Starring Grant O’Rourke, the play, written by Mike Daisey, comprises a monologue is an emboldened, passionate diatribe that will make you question what you thought you knew about one of the world’s most worshipped brands. This is one of the most talked about pieces of theatre to come out of the USA in the last few years and has not been without controversy.
“The story is told from the point of view of a self confessed ‘Apple fanboy’ who adores the technology so much that he travels to China to find out how they’re actually made,’ says O’Rourke. “When he’s there he discovers some surprising things about the manufacture of not only Apple products, but also of the electronics that we all use on a daily basis.

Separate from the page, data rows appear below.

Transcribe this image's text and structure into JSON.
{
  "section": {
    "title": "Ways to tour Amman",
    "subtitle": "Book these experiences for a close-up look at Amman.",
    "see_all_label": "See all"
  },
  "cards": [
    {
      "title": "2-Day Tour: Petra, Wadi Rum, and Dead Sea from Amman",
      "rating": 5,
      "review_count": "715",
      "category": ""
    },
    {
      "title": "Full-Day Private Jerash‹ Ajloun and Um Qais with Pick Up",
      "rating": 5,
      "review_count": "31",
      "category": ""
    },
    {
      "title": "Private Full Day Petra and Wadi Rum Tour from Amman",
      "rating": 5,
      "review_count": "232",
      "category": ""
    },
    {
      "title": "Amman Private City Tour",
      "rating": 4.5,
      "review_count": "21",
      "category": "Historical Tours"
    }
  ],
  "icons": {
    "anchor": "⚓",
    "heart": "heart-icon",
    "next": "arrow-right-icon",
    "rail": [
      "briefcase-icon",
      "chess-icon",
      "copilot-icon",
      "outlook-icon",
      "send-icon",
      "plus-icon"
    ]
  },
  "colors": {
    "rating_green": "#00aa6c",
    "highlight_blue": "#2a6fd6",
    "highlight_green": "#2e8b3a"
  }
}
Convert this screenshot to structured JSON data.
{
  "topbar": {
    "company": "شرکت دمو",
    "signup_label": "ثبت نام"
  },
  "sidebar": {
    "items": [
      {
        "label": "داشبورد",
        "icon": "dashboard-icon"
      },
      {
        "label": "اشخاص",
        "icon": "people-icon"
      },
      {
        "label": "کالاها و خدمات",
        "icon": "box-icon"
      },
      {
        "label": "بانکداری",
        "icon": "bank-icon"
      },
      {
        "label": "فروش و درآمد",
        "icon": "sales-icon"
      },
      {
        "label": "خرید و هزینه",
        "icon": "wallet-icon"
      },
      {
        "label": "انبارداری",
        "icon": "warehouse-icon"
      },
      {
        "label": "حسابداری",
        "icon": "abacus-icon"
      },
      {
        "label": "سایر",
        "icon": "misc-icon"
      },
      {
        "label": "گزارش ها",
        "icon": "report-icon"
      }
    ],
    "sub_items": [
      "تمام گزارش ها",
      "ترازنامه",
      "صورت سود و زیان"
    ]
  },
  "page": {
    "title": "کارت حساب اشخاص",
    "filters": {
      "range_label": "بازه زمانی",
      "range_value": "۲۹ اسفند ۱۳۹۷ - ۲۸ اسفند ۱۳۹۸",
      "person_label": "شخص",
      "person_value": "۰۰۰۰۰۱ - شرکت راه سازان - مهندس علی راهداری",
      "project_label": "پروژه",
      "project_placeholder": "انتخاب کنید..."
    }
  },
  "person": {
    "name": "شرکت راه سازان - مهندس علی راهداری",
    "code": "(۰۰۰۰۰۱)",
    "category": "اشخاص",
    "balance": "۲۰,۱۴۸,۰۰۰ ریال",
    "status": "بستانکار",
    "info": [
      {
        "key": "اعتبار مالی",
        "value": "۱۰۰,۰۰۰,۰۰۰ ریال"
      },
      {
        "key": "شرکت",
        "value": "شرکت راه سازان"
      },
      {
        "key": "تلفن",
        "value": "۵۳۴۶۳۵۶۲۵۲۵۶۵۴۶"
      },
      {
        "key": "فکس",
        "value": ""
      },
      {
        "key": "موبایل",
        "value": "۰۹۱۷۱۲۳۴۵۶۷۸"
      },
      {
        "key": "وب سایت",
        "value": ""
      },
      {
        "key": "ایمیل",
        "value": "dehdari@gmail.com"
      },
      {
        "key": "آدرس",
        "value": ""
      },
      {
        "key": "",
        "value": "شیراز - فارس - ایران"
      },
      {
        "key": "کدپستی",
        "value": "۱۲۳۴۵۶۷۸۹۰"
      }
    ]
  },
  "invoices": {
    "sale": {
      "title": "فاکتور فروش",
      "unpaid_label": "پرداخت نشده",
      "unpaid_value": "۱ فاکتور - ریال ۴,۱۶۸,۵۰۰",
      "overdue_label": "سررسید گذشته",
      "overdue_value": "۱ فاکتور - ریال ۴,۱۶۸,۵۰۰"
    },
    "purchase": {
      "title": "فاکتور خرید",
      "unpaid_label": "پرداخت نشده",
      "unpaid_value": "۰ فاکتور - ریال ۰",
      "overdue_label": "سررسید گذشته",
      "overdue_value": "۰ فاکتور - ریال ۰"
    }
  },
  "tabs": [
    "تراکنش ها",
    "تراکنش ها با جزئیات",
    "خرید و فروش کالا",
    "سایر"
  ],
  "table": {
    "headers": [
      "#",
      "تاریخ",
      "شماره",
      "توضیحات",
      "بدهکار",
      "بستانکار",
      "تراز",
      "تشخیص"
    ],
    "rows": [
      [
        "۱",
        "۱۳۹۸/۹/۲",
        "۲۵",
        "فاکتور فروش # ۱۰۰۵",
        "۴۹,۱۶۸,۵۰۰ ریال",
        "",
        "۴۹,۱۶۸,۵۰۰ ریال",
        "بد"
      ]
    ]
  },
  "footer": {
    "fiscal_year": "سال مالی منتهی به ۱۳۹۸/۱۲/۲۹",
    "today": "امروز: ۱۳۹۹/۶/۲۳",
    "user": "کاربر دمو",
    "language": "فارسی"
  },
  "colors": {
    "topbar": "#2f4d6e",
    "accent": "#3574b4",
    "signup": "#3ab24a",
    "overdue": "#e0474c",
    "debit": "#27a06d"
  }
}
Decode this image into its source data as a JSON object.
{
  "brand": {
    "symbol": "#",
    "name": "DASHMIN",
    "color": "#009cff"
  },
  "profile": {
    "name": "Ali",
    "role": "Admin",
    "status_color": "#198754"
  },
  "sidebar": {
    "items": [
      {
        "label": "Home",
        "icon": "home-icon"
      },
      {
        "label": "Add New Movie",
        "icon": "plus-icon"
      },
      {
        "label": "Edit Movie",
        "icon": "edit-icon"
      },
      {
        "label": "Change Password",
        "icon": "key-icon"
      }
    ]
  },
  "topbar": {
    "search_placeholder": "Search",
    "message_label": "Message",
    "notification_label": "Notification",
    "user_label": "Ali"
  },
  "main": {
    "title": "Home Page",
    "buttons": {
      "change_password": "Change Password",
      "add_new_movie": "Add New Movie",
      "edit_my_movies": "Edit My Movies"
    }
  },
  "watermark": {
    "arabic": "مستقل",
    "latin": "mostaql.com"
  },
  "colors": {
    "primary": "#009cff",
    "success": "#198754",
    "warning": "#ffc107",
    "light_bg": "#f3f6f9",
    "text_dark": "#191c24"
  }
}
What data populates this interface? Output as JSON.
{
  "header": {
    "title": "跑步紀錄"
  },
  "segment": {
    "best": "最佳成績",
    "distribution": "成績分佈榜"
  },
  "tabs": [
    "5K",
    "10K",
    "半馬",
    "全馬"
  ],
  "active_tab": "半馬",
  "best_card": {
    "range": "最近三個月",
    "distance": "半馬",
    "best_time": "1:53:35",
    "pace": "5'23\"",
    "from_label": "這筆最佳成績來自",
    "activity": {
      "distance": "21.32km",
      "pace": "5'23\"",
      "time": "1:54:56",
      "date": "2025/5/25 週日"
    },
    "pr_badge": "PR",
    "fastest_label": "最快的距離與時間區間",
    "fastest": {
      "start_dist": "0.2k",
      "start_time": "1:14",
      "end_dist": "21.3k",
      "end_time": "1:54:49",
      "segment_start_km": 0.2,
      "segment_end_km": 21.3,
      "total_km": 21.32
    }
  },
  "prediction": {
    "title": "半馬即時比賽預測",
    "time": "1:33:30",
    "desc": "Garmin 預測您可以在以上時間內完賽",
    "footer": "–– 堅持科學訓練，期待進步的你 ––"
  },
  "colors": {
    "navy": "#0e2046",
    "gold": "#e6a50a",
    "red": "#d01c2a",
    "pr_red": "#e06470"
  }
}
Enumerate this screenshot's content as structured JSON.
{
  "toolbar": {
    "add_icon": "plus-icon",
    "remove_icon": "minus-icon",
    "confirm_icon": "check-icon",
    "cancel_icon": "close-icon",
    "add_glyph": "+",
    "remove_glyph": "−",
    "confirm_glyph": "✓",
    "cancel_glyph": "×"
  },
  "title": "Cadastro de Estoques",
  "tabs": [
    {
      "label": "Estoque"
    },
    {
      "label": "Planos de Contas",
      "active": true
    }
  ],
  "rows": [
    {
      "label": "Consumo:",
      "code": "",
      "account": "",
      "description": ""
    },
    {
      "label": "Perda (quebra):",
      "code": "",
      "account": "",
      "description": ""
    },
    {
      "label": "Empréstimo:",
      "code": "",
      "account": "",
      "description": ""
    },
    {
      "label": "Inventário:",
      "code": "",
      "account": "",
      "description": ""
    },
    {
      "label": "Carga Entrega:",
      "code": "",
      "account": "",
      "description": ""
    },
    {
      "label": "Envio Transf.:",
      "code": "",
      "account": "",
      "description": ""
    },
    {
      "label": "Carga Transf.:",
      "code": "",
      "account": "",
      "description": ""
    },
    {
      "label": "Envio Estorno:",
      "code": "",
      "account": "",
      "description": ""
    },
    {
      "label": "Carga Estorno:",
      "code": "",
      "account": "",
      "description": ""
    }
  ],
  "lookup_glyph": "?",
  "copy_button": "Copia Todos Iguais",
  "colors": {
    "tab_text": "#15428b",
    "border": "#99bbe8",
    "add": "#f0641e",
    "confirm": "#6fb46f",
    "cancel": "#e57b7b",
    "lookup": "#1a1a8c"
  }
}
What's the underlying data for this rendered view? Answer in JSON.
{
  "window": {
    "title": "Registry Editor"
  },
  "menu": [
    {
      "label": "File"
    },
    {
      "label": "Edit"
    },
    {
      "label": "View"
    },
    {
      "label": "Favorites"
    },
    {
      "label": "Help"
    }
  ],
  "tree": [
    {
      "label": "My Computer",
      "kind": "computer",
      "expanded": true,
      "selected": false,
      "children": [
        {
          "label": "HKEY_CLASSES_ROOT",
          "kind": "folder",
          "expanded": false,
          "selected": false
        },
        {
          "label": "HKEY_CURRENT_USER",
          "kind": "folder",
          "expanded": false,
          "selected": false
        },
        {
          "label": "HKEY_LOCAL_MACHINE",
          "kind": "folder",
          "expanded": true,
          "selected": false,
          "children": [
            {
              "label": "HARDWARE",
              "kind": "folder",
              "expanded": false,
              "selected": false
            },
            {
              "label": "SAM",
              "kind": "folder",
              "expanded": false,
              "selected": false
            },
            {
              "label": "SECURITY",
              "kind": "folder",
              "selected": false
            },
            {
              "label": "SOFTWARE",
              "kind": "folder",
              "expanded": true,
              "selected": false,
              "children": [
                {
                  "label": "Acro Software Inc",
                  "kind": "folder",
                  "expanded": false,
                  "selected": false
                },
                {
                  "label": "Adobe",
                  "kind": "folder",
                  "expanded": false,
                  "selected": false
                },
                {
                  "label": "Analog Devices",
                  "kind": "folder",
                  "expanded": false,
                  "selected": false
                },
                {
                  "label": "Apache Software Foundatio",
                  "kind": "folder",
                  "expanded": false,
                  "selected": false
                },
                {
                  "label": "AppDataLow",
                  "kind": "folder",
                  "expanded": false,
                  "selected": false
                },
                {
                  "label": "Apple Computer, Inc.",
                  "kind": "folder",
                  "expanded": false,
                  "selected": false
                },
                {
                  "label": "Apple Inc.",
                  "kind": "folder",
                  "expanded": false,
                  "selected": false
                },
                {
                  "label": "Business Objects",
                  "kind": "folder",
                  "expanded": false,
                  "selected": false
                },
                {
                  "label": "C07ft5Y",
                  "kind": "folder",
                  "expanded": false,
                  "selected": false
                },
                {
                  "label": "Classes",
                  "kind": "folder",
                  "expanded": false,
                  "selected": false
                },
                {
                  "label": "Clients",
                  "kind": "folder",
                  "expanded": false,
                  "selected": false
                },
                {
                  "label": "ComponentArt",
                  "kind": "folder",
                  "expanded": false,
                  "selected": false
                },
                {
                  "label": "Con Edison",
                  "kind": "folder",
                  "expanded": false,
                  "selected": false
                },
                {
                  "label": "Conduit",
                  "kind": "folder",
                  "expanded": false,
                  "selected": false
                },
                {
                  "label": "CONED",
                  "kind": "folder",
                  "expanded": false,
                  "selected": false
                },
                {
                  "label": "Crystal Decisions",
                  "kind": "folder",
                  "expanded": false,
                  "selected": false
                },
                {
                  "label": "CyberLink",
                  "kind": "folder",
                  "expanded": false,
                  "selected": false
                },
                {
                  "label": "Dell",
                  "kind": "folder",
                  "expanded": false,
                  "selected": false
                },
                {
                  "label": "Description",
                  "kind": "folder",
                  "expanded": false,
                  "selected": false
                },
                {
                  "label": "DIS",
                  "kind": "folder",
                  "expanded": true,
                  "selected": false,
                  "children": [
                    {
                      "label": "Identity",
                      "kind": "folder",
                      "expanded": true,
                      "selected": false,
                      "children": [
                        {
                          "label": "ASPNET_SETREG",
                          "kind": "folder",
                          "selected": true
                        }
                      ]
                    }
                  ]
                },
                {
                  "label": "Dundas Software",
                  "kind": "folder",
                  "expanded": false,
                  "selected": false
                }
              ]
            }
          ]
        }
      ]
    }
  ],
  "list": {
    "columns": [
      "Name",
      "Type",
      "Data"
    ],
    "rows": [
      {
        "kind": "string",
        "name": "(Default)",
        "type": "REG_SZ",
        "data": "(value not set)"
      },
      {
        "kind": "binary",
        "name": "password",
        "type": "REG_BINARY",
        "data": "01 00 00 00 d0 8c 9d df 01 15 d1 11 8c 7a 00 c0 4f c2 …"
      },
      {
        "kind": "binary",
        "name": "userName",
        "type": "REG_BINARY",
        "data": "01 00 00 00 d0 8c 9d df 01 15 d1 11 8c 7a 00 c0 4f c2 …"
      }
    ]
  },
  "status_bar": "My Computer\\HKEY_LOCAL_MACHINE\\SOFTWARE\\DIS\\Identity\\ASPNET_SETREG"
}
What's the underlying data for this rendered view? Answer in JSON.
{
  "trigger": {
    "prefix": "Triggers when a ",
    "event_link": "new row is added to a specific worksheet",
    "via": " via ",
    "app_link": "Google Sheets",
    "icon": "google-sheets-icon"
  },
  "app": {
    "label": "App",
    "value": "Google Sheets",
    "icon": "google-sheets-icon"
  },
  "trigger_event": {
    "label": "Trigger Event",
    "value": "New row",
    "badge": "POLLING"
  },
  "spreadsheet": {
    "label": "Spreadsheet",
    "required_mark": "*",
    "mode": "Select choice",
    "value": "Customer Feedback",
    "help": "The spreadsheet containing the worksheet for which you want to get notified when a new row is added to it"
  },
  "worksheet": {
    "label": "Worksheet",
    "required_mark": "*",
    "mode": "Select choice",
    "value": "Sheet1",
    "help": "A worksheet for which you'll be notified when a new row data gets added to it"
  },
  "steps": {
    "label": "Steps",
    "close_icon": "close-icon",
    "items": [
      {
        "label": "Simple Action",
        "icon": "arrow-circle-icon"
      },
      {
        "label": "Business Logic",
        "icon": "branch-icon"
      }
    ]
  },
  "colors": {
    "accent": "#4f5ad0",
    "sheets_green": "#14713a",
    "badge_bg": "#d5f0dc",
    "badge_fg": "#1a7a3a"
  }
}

It’s interspersed with a potted history of Steve Jobs and Apple and so we get to “meet” him along the way but I don’t have to transform myself to become him or anything. There isn’t a black turtle neck in sight.”
So just how has Apple captured the minds and hearts of a generation? O’Rourke said: “The thing about Apple products that make them unique is Steve Jobs himself, I think. He was so gifted at making people need things that they previously never even knew they wanted. So many Apple designs have become industry standards now that we forget that they had to be introduced in the first place. Modern home computers wouldn’t exist as we know them without the original 1984 Macintosh but even when you consider how invaluable an iPod has become to so many people, the thought of listening to your music on a walkman seems ridiculous and old fashioned by comparison. Jobs and Apple did that simple, seemingly impossible thing: products that were nice to look at, easy to use, enhanced your life and became indispensible as a result.”
And what of the political comment element, how much research went into the play? O’Rourke said: “The writer Mike Daisey went to China and spoke to the workers who made the products that he loved so much. This is Mike Daisey’s story and it’s an account of what happened to him. Although I’m not playing Daisey as such, the story is based on fact and real life events collated from a number of sources and is weaved together into a single story. It’s written in a style that Daisey calls ‘poetic journalism’: many, but not all of the events happened to him but everything in the story is absolutely true.”
Viewers can expect to come face to face with a surprising conclusion. O’Rourke says: “What seems to have startled audiences most frequently is the reality of how our electronic products are made. The factory that the character visits makes almost 50% of all the electronics in the world. This is a story that genuinely affects you and I and everyone we know. If you grab any random piece of electronic technology in your house and take it apart, there’s a strong chance that there will be a stamp with this factory’s name on it. We’re all complicit, even if it is unknowingly, in this gigantic, global issue and thats something that stays with you.”
The Agony and Ecstasy of Steve Jobs is on at The Brewery Theatre, Bristol, from April 23 – May 4, 2013. Tickets £11adv. More info at www.tobaccofactorytheatre.com